→ EXERCISE PROMPT:
Scan the records and identify every line in which the string "JSON" occurs, then return those lines.

___ DATA RECORDS

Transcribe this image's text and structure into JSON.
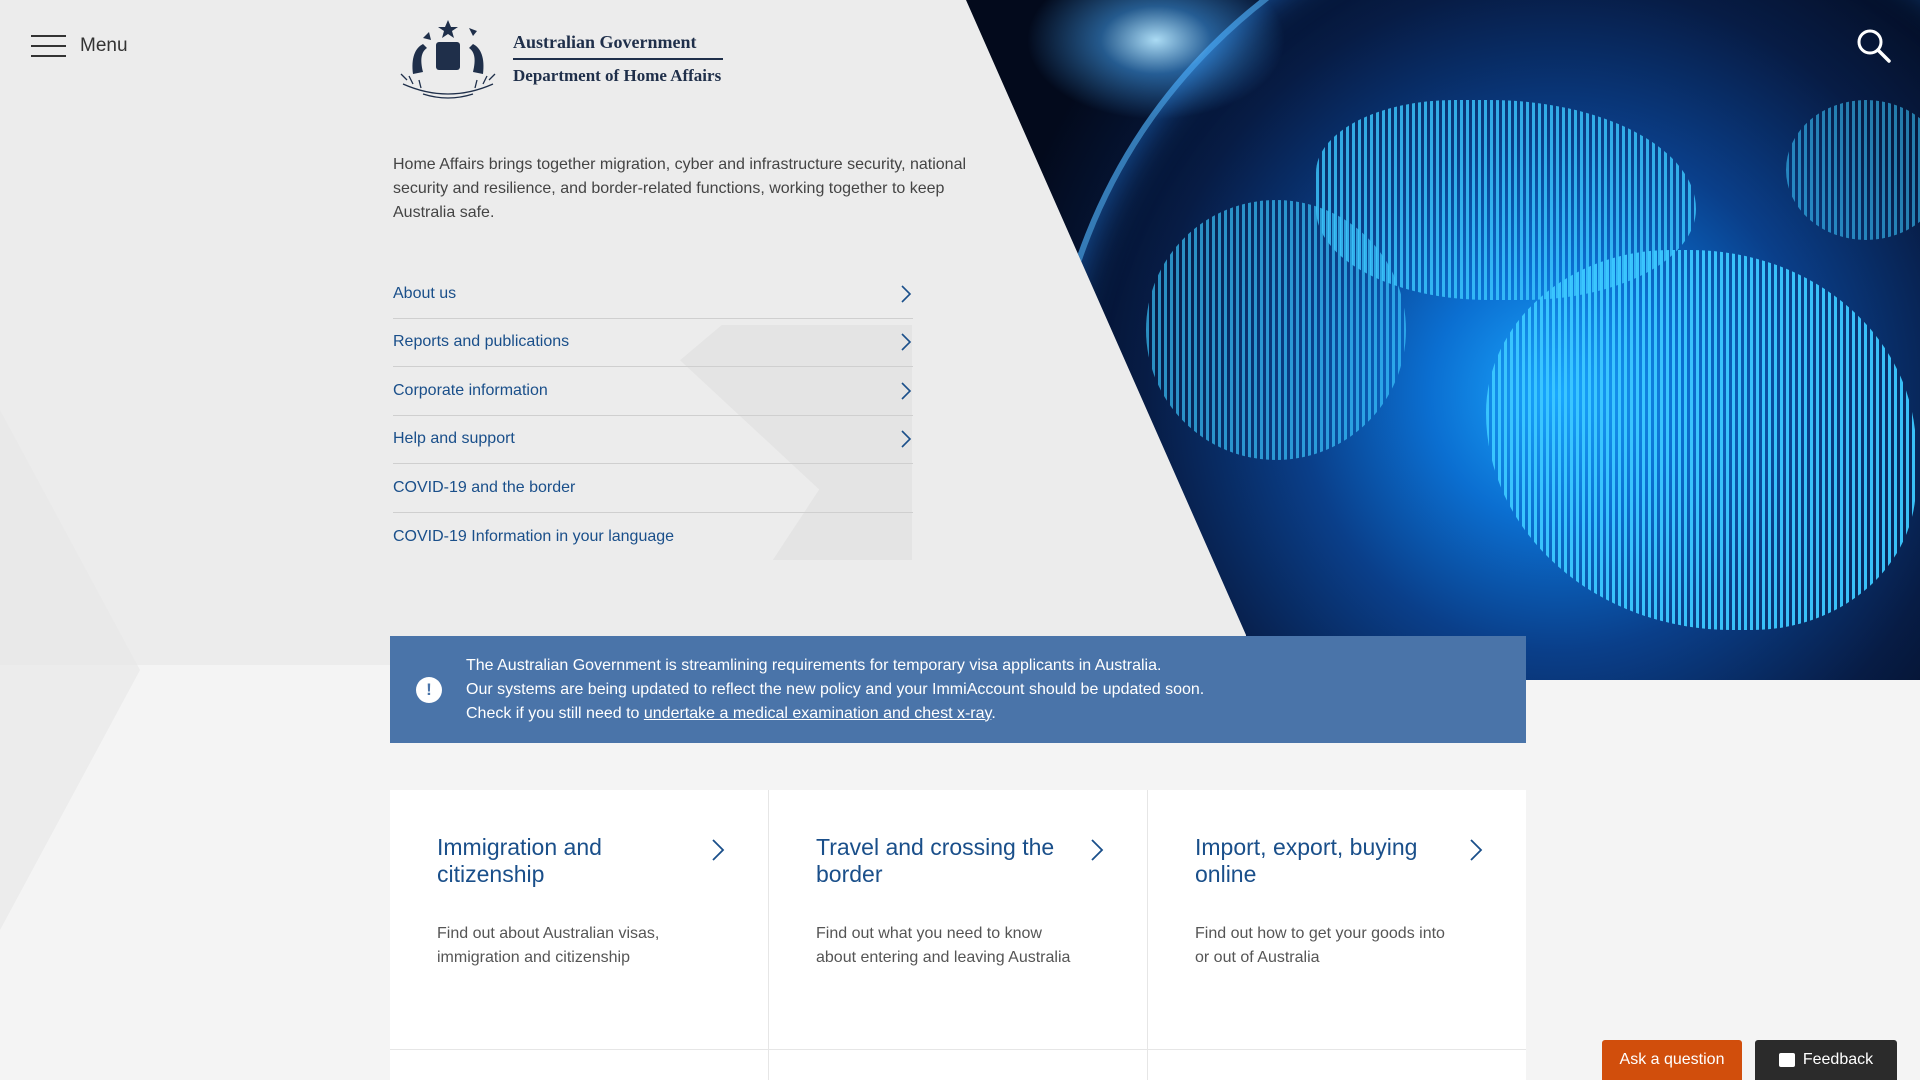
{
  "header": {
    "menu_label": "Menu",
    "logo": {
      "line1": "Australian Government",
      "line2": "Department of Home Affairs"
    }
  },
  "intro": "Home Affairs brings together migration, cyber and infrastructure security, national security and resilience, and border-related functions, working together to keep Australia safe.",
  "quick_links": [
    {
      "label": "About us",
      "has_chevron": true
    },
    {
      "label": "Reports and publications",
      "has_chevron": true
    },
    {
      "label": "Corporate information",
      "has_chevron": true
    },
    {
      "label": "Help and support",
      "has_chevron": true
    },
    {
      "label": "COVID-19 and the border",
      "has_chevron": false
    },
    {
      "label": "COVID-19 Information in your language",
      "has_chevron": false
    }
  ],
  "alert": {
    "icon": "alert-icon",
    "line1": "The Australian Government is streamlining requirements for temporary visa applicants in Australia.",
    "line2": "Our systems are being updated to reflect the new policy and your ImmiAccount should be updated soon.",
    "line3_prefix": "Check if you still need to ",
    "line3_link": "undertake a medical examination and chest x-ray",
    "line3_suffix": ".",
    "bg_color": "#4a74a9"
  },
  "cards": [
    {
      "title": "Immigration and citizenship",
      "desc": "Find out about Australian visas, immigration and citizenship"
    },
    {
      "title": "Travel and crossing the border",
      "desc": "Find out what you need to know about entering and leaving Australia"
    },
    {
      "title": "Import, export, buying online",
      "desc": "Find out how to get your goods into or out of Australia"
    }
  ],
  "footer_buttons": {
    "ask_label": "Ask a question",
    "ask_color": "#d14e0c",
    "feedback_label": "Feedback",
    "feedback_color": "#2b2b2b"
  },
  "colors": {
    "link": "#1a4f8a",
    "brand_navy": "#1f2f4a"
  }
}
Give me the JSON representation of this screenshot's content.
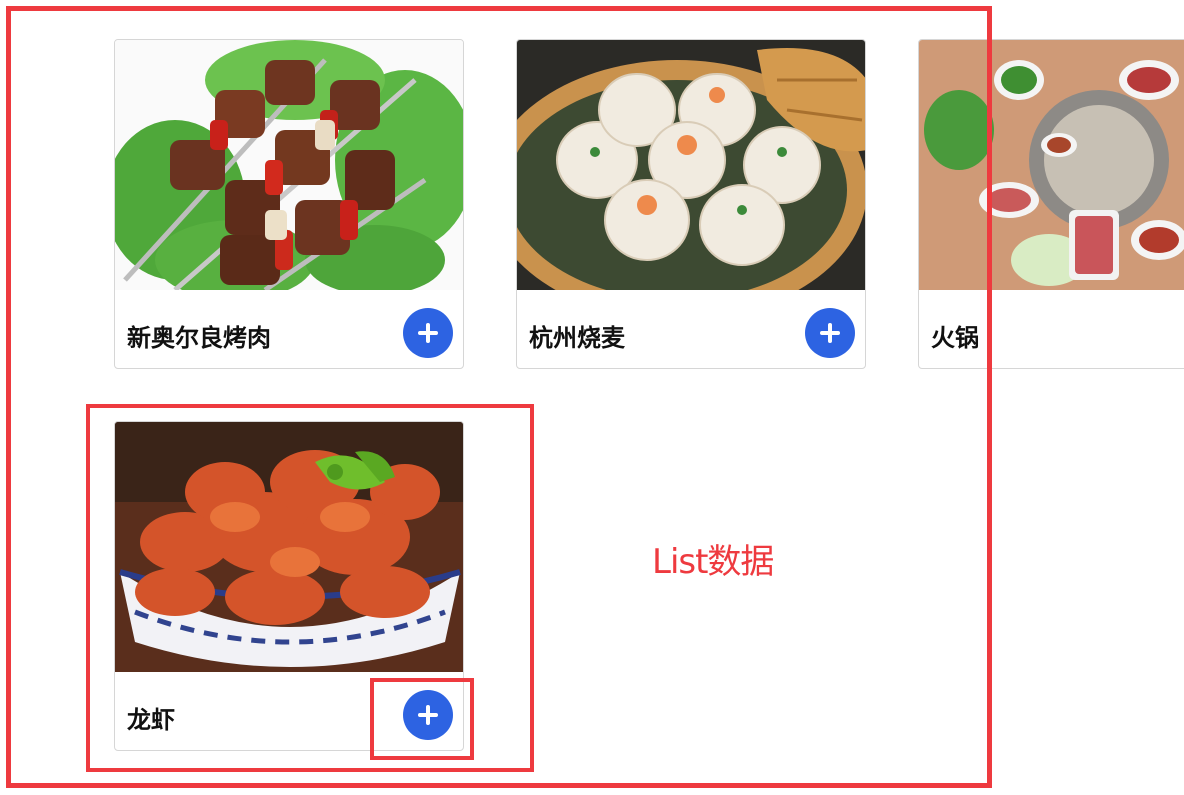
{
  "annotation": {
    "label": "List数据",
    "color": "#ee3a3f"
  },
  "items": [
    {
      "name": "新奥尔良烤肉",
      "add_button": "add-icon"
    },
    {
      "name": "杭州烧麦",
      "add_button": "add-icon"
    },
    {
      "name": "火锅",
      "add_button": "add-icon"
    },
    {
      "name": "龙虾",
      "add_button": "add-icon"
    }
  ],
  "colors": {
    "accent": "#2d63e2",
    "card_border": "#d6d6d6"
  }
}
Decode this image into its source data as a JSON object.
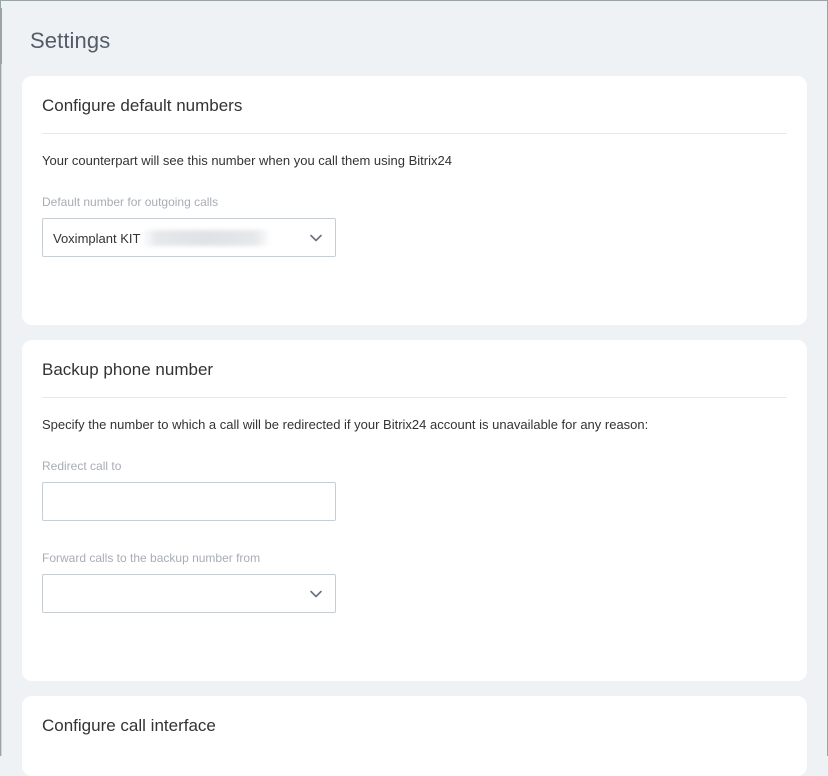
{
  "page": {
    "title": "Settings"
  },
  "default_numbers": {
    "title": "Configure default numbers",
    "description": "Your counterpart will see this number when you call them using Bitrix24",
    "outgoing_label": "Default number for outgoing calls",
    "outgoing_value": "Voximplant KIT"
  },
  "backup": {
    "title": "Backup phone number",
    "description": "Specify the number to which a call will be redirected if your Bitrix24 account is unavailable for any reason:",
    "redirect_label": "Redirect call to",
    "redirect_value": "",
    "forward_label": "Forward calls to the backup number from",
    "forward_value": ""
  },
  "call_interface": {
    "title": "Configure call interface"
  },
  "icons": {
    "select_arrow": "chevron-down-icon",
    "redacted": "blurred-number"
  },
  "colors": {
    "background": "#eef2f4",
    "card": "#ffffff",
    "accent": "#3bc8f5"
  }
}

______
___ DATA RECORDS

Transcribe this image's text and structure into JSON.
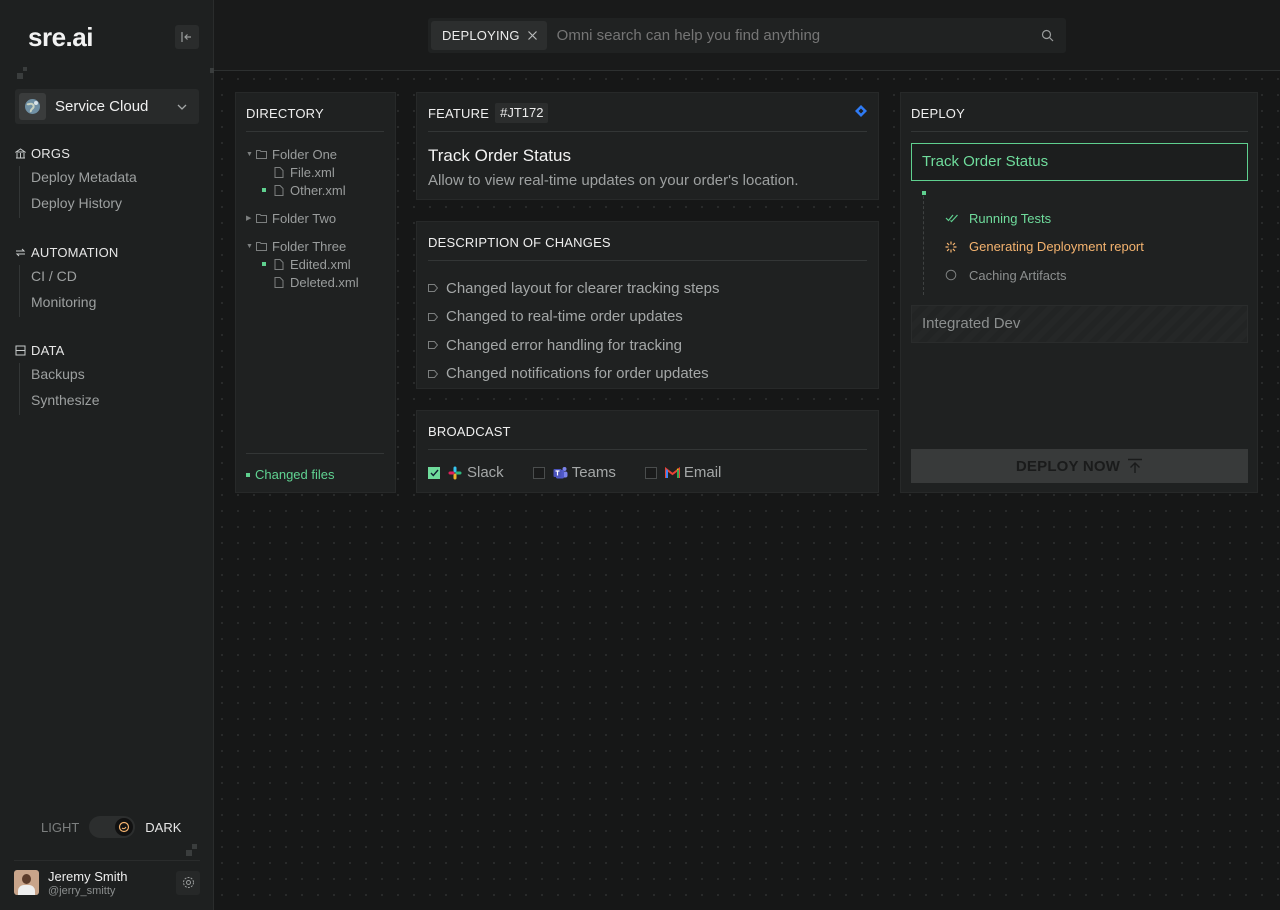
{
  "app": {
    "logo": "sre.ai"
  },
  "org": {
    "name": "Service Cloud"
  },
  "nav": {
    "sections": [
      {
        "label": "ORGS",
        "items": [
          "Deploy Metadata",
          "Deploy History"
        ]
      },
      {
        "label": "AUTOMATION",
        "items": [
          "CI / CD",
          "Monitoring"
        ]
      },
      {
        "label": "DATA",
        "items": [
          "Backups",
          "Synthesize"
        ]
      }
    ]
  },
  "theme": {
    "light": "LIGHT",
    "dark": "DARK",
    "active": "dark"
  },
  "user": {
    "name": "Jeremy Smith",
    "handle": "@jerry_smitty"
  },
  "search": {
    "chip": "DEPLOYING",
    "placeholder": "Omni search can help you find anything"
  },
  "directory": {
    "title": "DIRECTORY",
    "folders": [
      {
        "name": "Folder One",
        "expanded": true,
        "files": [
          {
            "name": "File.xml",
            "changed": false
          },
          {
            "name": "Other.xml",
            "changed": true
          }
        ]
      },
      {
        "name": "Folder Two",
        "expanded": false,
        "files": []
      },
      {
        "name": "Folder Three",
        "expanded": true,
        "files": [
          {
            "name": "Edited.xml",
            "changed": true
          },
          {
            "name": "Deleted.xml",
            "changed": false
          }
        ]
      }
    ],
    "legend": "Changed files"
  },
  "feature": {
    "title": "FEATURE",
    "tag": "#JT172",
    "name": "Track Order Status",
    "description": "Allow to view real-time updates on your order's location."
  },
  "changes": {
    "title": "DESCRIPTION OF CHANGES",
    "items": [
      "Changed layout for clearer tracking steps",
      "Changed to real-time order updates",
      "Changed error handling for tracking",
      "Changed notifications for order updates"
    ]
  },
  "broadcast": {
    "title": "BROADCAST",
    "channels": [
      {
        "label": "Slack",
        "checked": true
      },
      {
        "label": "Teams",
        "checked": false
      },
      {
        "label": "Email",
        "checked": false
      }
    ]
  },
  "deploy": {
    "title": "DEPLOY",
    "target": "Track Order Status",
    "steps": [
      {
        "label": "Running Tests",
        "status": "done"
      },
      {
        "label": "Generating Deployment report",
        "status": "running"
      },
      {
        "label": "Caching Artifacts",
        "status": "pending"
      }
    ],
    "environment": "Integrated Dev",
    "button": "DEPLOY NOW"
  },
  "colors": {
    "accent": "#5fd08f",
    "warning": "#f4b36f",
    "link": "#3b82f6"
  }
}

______

→ FINISHED EXERCISE:
Transcribe this image's text and structure into JSON.
Give me the JSON representation of this screenshot's content.
Decode this image into its source data as a JSON object.
Transcribe this image's text and structure into JSON.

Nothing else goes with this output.